Task description - Could you copy every entry exactly, with nothing changed?

[Source material]

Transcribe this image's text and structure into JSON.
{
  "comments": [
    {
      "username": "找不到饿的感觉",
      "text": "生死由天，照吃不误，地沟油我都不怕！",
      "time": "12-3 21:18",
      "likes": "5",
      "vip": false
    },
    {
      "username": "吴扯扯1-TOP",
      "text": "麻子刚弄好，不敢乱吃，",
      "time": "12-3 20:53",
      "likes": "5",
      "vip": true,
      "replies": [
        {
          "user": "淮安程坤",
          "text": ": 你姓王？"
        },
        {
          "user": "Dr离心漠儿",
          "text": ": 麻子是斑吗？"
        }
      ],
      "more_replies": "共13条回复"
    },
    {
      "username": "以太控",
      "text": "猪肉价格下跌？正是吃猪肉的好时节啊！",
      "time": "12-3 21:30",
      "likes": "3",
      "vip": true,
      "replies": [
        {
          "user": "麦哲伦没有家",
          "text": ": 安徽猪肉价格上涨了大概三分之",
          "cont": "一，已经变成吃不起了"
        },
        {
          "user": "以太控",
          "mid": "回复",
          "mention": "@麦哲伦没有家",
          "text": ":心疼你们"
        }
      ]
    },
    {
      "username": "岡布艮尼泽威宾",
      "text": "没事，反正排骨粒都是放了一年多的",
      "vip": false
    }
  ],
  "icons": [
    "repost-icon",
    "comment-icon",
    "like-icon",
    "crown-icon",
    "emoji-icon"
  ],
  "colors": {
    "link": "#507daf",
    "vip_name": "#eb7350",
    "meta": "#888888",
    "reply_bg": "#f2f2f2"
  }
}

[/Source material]

Exercise response -
Transcribe this image's text and structure into JSON.
{
  "comments": [
    {
      "username": "找不到饿的感觉",
      "text": "生死由天，照吃不误，地沟油我都不怕！",
      "time": "12-3 21:18",
      "likes": "5",
      "vip": false
    },
    {
      "username": "吴扯扯1-TOP",
      "text": "麻子刚弄好，不敢乱吃，",
      "time": "12-3 20:53",
      "likes": "5",
      "vip": true,
      "replies": [
        {
          "user": "淮安程坤",
          "text": ": 你姓王？"
        },
        {
          "user": "Dr离心漠儿",
          "text": ": 麻子是斑吗？"
        }
      ],
      "more_replies": "共13条回复"
    },
    {
      "username": "以太控",
      "text": "猪肉价格下跌？正是吃猪肉的好时节啊！",
      "time": "12-3 21:30",
      "likes": "3",
      "vip": true,
      "replies": [
        {
          "user": "麦哲伦没有家",
          "text": ": 安徽猪肉价格上涨了大概三分之",
          "cont": "一，已经变成吃不起了"
        },
        {
          "user": "以太控",
          "mid": "回复",
          "mention": "@麦哲伦没有家",
          "text": ":心疼你们"
        }
      ]
    },
    {
      "username": "岡布艮尼泽威宾",
      "text": "没事，反正排骨粒都是放了一年多的",
      "vip": false
    }
  ],
  "icons": [
    "repost-icon",
    "comment-icon",
    "like-icon",
    "crown-icon",
    "emoji-icon"
  ],
  "colors": {
    "link": "#507daf",
    "vip_name": "#eb7350",
    "meta": "#888888",
    "reply_bg": "#f2f2f2"
  }
}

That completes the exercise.